*** Begin section ***
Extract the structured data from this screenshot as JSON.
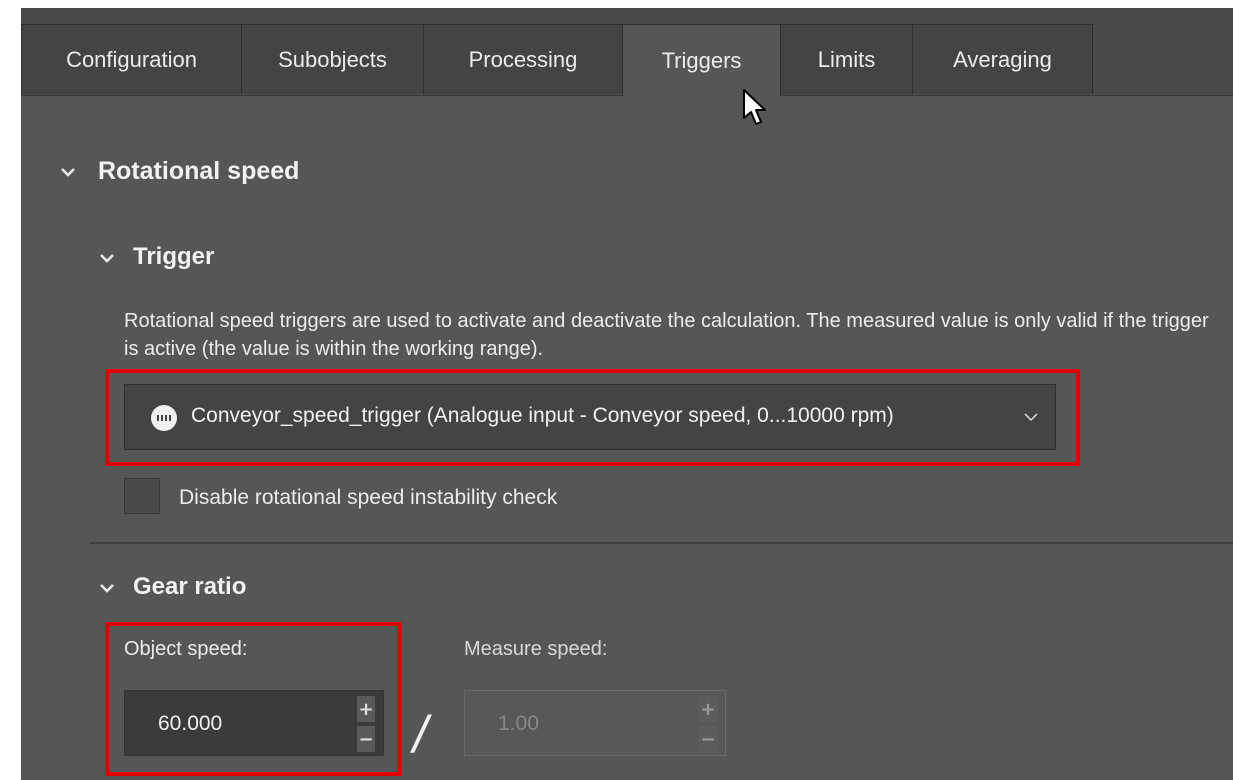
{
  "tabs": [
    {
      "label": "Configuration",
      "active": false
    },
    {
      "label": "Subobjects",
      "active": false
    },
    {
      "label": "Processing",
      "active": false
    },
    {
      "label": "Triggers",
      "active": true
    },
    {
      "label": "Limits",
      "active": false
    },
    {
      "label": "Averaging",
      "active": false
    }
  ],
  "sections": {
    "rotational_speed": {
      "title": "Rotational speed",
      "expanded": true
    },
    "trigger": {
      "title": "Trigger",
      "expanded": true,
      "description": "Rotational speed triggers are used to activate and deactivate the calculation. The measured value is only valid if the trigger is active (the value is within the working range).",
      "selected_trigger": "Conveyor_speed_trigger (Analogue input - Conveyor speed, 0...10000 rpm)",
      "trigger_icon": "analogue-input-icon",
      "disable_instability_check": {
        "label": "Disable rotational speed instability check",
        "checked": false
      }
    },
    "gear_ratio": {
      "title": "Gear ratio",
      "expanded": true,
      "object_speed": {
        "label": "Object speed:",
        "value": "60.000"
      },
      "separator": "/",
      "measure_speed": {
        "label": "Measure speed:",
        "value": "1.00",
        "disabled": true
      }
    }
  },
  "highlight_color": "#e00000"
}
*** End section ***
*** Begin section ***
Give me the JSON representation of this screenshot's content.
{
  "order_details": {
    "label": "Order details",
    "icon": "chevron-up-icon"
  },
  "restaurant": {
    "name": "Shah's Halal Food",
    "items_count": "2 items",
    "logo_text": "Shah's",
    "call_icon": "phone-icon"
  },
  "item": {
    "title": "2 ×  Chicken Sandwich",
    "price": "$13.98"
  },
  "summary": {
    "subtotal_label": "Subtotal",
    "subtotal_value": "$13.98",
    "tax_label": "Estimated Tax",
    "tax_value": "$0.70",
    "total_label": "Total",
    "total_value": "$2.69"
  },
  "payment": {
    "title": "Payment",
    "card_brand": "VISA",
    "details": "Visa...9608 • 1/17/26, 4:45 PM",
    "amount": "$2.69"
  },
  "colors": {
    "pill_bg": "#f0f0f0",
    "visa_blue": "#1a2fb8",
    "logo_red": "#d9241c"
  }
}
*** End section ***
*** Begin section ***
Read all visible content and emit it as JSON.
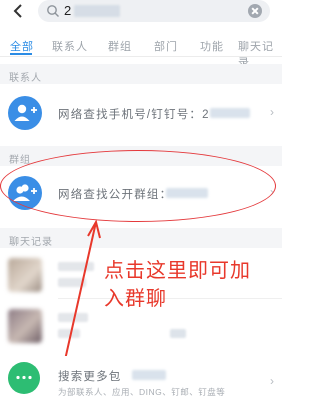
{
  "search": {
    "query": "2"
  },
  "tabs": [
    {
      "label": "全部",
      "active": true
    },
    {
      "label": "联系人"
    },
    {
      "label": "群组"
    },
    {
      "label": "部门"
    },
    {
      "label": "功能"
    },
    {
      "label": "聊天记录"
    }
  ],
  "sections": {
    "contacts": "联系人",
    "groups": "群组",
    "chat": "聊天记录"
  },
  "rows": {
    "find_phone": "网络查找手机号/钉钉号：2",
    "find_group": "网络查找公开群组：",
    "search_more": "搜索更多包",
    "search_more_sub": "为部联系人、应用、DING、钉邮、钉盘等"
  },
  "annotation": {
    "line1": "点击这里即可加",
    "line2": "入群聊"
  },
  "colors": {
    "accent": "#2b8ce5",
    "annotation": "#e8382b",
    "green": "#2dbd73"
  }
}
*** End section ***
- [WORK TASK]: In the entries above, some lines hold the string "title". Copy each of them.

- [TASK RESULT]:
      "title": "Rotational speed",
      "title": "Trigger",
      "title": "Gear ratio",
    "title": "2 ×  Chicken Sandwich",
    "title": "Payment",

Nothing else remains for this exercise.